The dental status, needs and demands of the elderly in three communities
An age stratified random sample of 2280 adults over the age of 60 years, from three different areas of England, were interviewed and examined by a dentist in order to assess their dental status needs and demands. The towns of Salisbury (representing an urban community in the South of England), Darlington (representing an urban community in the North of England) and Richmondshire in North Yorkshire (representing a rural community) were the areas used. This allowed Salisbury and Darlington, the two towns used in one of the original population studies of adult dental health in 1962, to be revisited after 30 years. Response rates were around 55%, and a postal follow up of refusers allowed the influence of sampling bias on key dental factors to be established.

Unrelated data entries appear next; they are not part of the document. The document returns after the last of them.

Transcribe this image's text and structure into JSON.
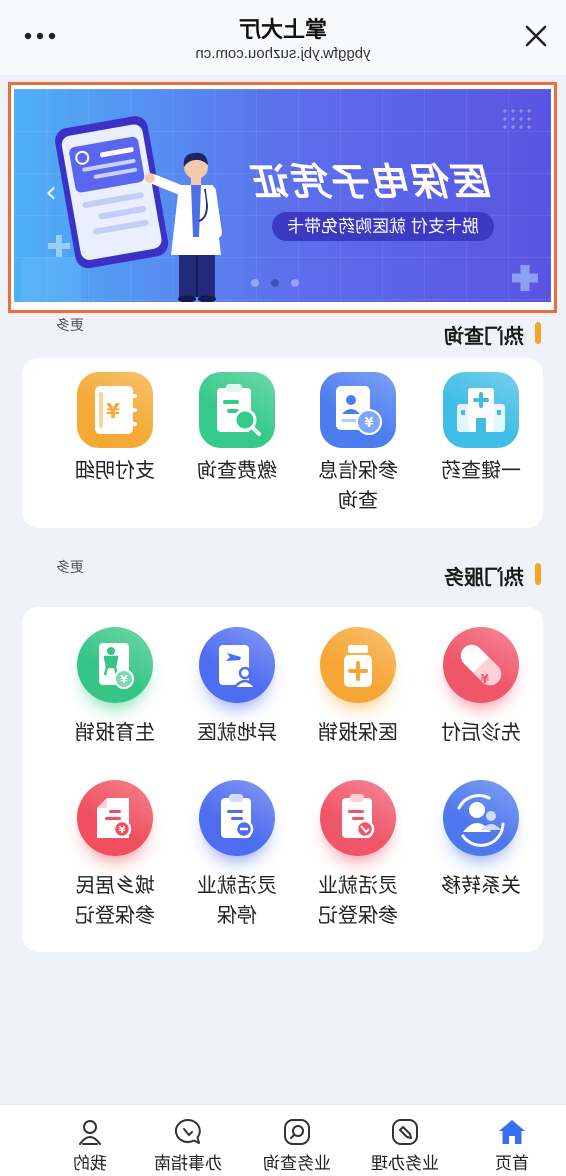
{
  "header": {
    "title": "掌上大厅",
    "url": "ybggfw.ybj.suzhou.com.cn"
  },
  "banner": {
    "title": "医保电子凭证",
    "subtitle": "脱卡支付 就医购药免带卡"
  },
  "hot_query": {
    "title": "热门查询",
    "more": "更多",
    "items": [
      {
        "label": "一键查药",
        "icon": "hospital-icon",
        "color": "#3fbde6"
      },
      {
        "label": "参保信息查询",
        "icon": "insurance-card-icon",
        "color": "#4c7df0"
      },
      {
        "label": "缴费查询",
        "icon": "payment-search-icon",
        "color": "#35c98a"
      },
      {
        "label": "支付明细",
        "icon": "payment-ledger-icon",
        "color": "#f4aa35"
      }
    ]
  },
  "hot_service": {
    "title": "热门服务",
    "more": "更多",
    "items": [
      {
        "label": "先诊后付",
        "icon": "capsule-icon",
        "color": "#f0566a"
      },
      {
        "label": "医保报销",
        "icon": "medicine-bottle-icon",
        "color": "#f6a635"
      },
      {
        "label": "异地就医",
        "icon": "travel-card-icon",
        "color": "#4f6df0"
      },
      {
        "label": "生育报销",
        "icon": "maternity-card-icon",
        "color": "#35c586"
      },
      {
        "label": "关系转移",
        "icon": "transfer-users-icon",
        "color": "#4d78ee"
      },
      {
        "label": "灵活就业参保登记",
        "icon": "register-clipboard-icon",
        "color": "#f0566a"
      },
      {
        "label": "灵活就业停保",
        "icon": "stop-clipboard-icon",
        "color": "#4f6df0"
      },
      {
        "label": "城乡居民参保登记",
        "icon": "resident-document-icon",
        "color": "#f04f5e"
      }
    ]
  },
  "tabbar": {
    "items": [
      {
        "label": "首页",
        "icon": "home-icon",
        "active": true
      },
      {
        "label": "业务办理",
        "icon": "business-handle-icon",
        "active": false
      },
      {
        "label": "业务查询",
        "icon": "business-search-icon",
        "active": false
      },
      {
        "label": "办事指南",
        "icon": "guide-chat-icon",
        "active": false
      },
      {
        "label": "我的",
        "icon": "profile-icon",
        "active": false
      }
    ]
  },
  "colors": {
    "accent": "#3a6ff0",
    "section_bar": "#f5a623",
    "highlight_outline": "#f26b3a",
    "page_bg": "#eff3f9"
  }
}
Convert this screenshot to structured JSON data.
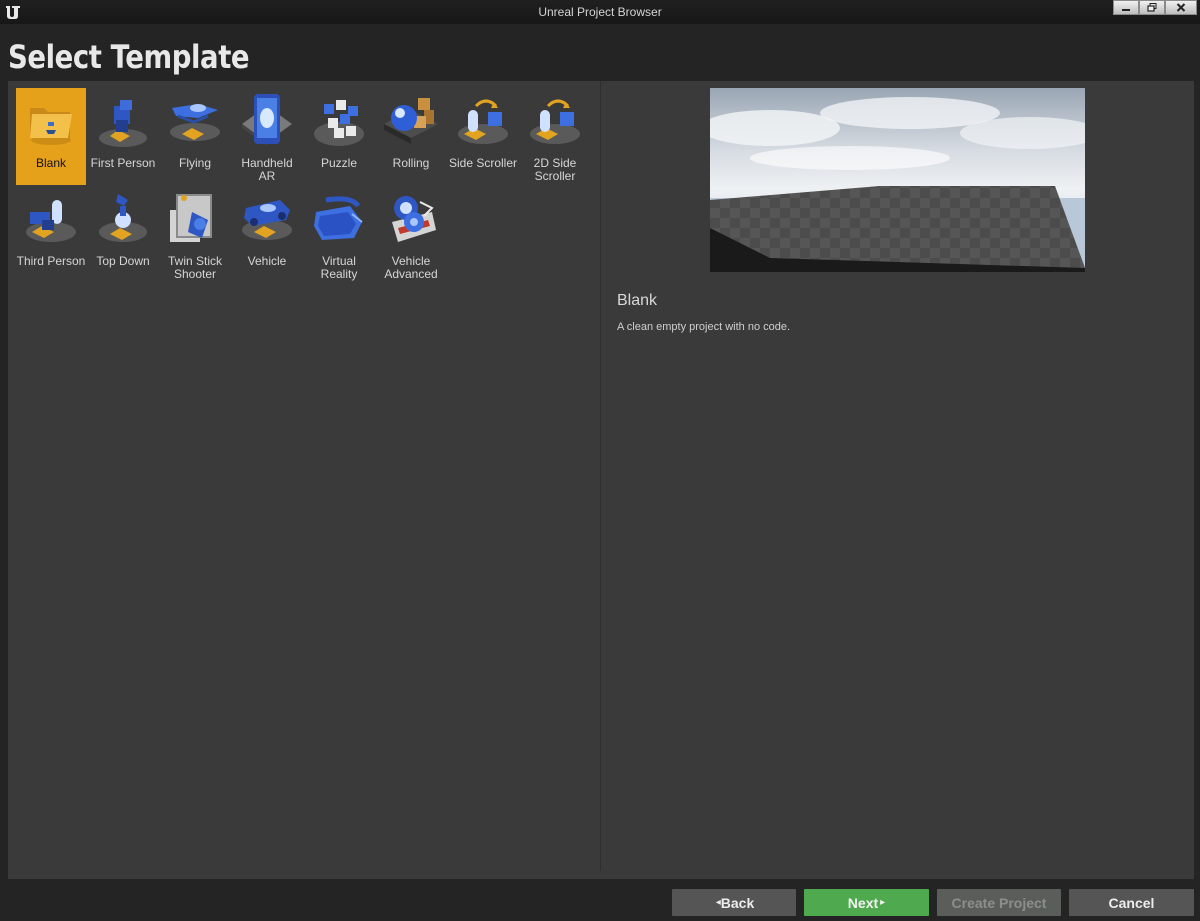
{
  "window": {
    "title": "Unreal Project Browser",
    "icons": [
      "ue-logo-icon",
      "minimize-icon",
      "restore-icon",
      "close-icon"
    ]
  },
  "page": {
    "title": "Select Template"
  },
  "templates": [
    {
      "label": "Blank",
      "icon": "folder-icon",
      "selected": true
    },
    {
      "label": "First Person",
      "icon": "first-person-icon",
      "selected": false
    },
    {
      "label": "Flying",
      "icon": "flying-icon",
      "selected": false
    },
    {
      "label": "Handheld AR",
      "icon": "handheld-ar-icon",
      "selected": false
    },
    {
      "label": "Puzzle",
      "icon": "puzzle-icon",
      "selected": false
    },
    {
      "label": "Rolling",
      "icon": "rolling-icon",
      "selected": false
    },
    {
      "label": "Side Scroller",
      "icon": "side-scroller-icon",
      "selected": false
    },
    {
      "label": "2D Side Scroller",
      "icon": "2d-side-scroller-icon",
      "selected": false
    },
    {
      "label": "Third Person",
      "icon": "third-person-icon",
      "selected": false
    },
    {
      "label": "Top Down",
      "icon": "top-down-icon",
      "selected": false
    },
    {
      "label": "Twin Stick Shooter",
      "icon": "twin-stick-shooter-icon",
      "selected": false
    },
    {
      "label": "Vehicle",
      "icon": "vehicle-icon",
      "selected": false
    },
    {
      "label": "Virtual Reality",
      "icon": "vr-headset-icon",
      "selected": false
    },
    {
      "label": "Vehicle Advanced",
      "icon": "vehicle-advanced-icon",
      "selected": false
    }
  ],
  "details": {
    "title": "Blank",
    "description": "A clean empty project with no code."
  },
  "buttons": {
    "back": "Back",
    "next": "Next",
    "create": "Create Project",
    "cancel": "Cancel"
  },
  "colors": {
    "selected_tile": "#e6a11b",
    "next_button": "#4fa94e",
    "panel_bg": "#3a3a3a",
    "window_bg": "#242424"
  }
}
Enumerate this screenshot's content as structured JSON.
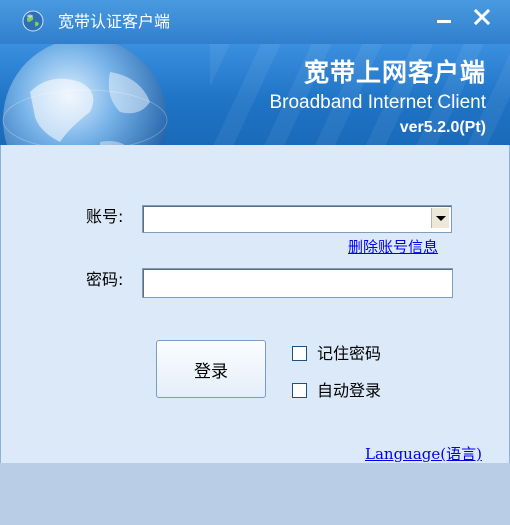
{
  "window": {
    "title": "宽带认证客户端",
    "minimize_symbol": "—",
    "close_symbol": "×"
  },
  "banner": {
    "title_cn": "宽带上网客户端",
    "title_en": "Broadband Internet Client",
    "version": "ver5.2.0(Pt)"
  },
  "form": {
    "account_label": "账号:",
    "account_value": "",
    "delete_account_link": "删除账号信息",
    "password_label": "密码:",
    "password_value": "",
    "login_button": "登录",
    "remember_password_label": "记住密码",
    "remember_password_checked": false,
    "auto_login_label": "自动登录",
    "auto_login_checked": false
  },
  "footer": {
    "language_link": "Language(语言)"
  },
  "colors": {
    "title_bar": "#3a8ad6",
    "banner": "#2a7cd0",
    "content_bg": "#dbe9f8",
    "link": "#0000ee"
  }
}
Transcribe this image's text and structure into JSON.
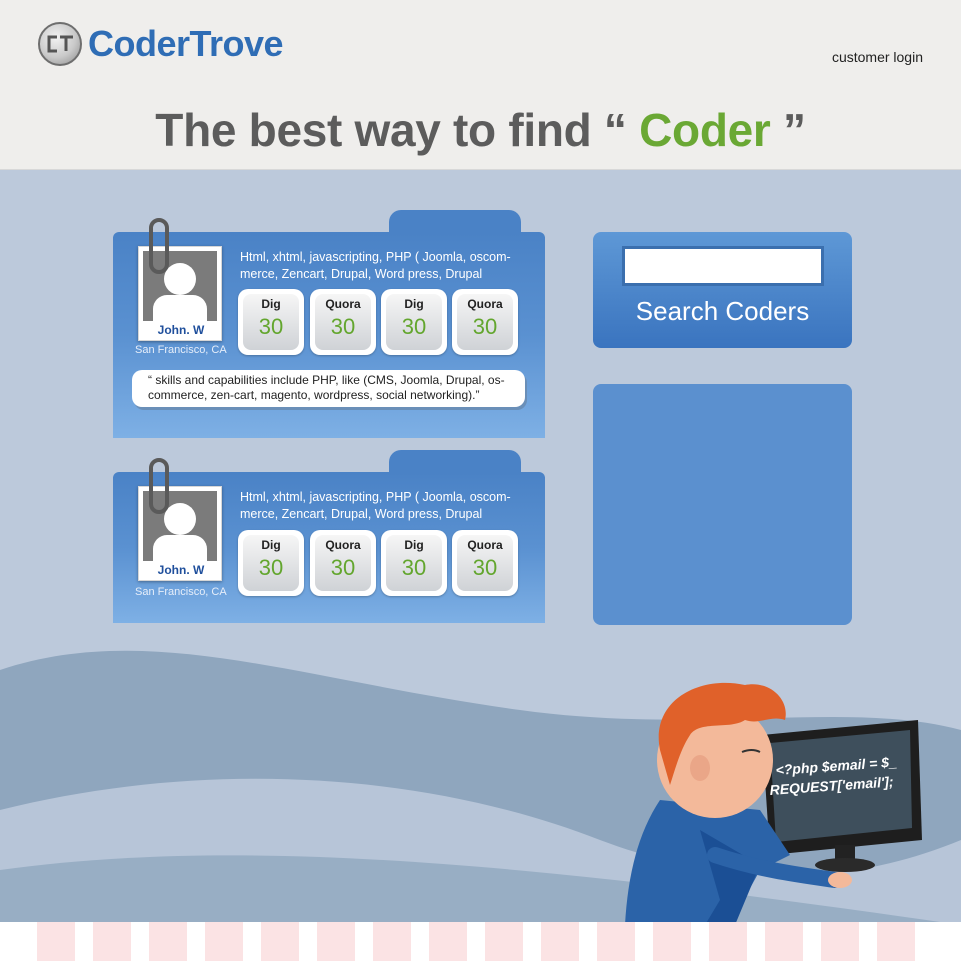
{
  "header": {
    "logo_text": "CoderTrove",
    "customer_login": "customer login",
    "hero_prefix": "The best way to find",
    "hero_open_quote": "“",
    "hero_accent": "Coder",
    "hero_close_quote": "”"
  },
  "cards": [
    {
      "name": "John. W",
      "location": "San Francisco, CA",
      "skills_line1": "Html, xhtml, javascripting, PHP ( Joomla, oscom-",
      "skills_line2": "merce, Zencart, Drupal, Word press, Drupal",
      "stats": [
        {
          "label": "Dig",
          "value": "30"
        },
        {
          "label": "Quora",
          "value": "30"
        },
        {
          "label": "Dig",
          "value": "30"
        },
        {
          "label": "Quora",
          "value": "30"
        }
      ],
      "quote_line1": "“ skills and capabilities include PHP, like (CMS, Joomla, Drupal, os-",
      "quote_line2": "commerce, zen-cart, magento, wordpress, social networking).”"
    },
    {
      "name": "John. W",
      "location": "San Francisco, CA",
      "skills_line1": "Html, xhtml, javascripting, PHP ( Joomla, oscom-",
      "skills_line2": "merce, Zencart, Drupal, Word press, Drupal",
      "stats": [
        {
          "label": "Dig",
          "value": "30"
        },
        {
          "label": "Quora",
          "value": "30"
        },
        {
          "label": "Dig",
          "value": "30"
        },
        {
          "label": "Quora",
          "value": "30"
        }
      ]
    }
  ],
  "search": {
    "value": "",
    "button_label": "Search Coders"
  },
  "illustration": {
    "code_line1": "<?php $email = $_",
    "code_line2": "REQUEST['email'];"
  },
  "colors": {
    "brand_blue": "#2f6db5",
    "accent_green": "#6aa834",
    "panel_blue": "#4a82c6",
    "background": "#bcc9db"
  },
  "icons": [
    "codertrove-logo-icon",
    "paperclip-icon",
    "user-avatar-icon"
  ]
}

The final sample was mostly ambulant and severe disability was rare, except in the oldest subjects (75^). Four dentists conducted the examinations, but one examiner (the author) undertook half of the examinations in each area. Geographical location, age and social class were strongly related to edentulousness. The percentage edentulous ranged from 11% in the younger (age 60-64) Salisbury non-manual workers to 90% in the oldest (age 75^) Darlington unskilled manual workers. A further 10% of the total sample in all three areas was edentulous in one arch. Complete dentures were rarely free of faults, but the relationships between denture faults, as assessed by the dentist, and reported dissatisfaction were weak. In the dentate sample, partial dentures were worn by 40%. Most of these were made of acrylic and were of a simple tissue supported design. Around 20% had had a partial denture made in the past which they were unable or unwilling to wear. Decay, periodontal attachment loss and tooth wear increased with age, but geographical variations were small. The most important influence on the dental health of the dentate was dental attendance pattern. Subjects who only attend the dentist when driven by pain had about six fewer teeth, six fewer filled teeth, and about twice as much decay (taking into account the number of teeth left) as those who attend for check-ups. 40-50% of the sample had some moderate periodontal attachment loss, but signs of more severe disease were found in only 10-25%. CPITN was an inappropriate measure of periodontal disease in an elderly population; loss of attachment and tooth mobility were preferable. Some moderate tooth wear affected about 40% of the sample, but did not seem to be closely related to functional problems. Most of the teeth with root surface decay, advanced periodontal disease and severe wear were concentrated in a minority of the sample. Demands and attitudes in the dentate varied with geography, gender and social class. Dental non-attenders were more common among men (particularly in the North) and people from manual backgrounds. A perceived lack of need for treatment was the major reason given for non-attendance. Fear of edentulousness and a preference to have restorative treatment were more common in the south. Few subjects reported difficulty with access to dental care. The risk factors for dissatisfaction and difficulty with eating were analysed using a model of the factors contributing to oral health and well being. The presence of unfilled anterior spaces and social and demographic variables were the major risk factors for dissatisfaction with aesthetics. Symptoms and the number of missing teeth were the most important factors leading to eating difficulties and dissatisfaction with masticatory function. Partial dentures are much more likely to be worn when there are less than 20 teeth, and where there is an anterior space. Number of posterior contacts and dental attendance pattern were the other major determinants of partial denture wearing. Partial dentures were a major risk factor for having root surface decay and fillings. Oral health goals for the elderly, taking into account the need to retain sufficient teeth to function through life, are presented. The absence of partial dentures, 20-24 teeth and 2-4 posterior contacts are seen as the desirable minimum, although these requirements may reduce with age.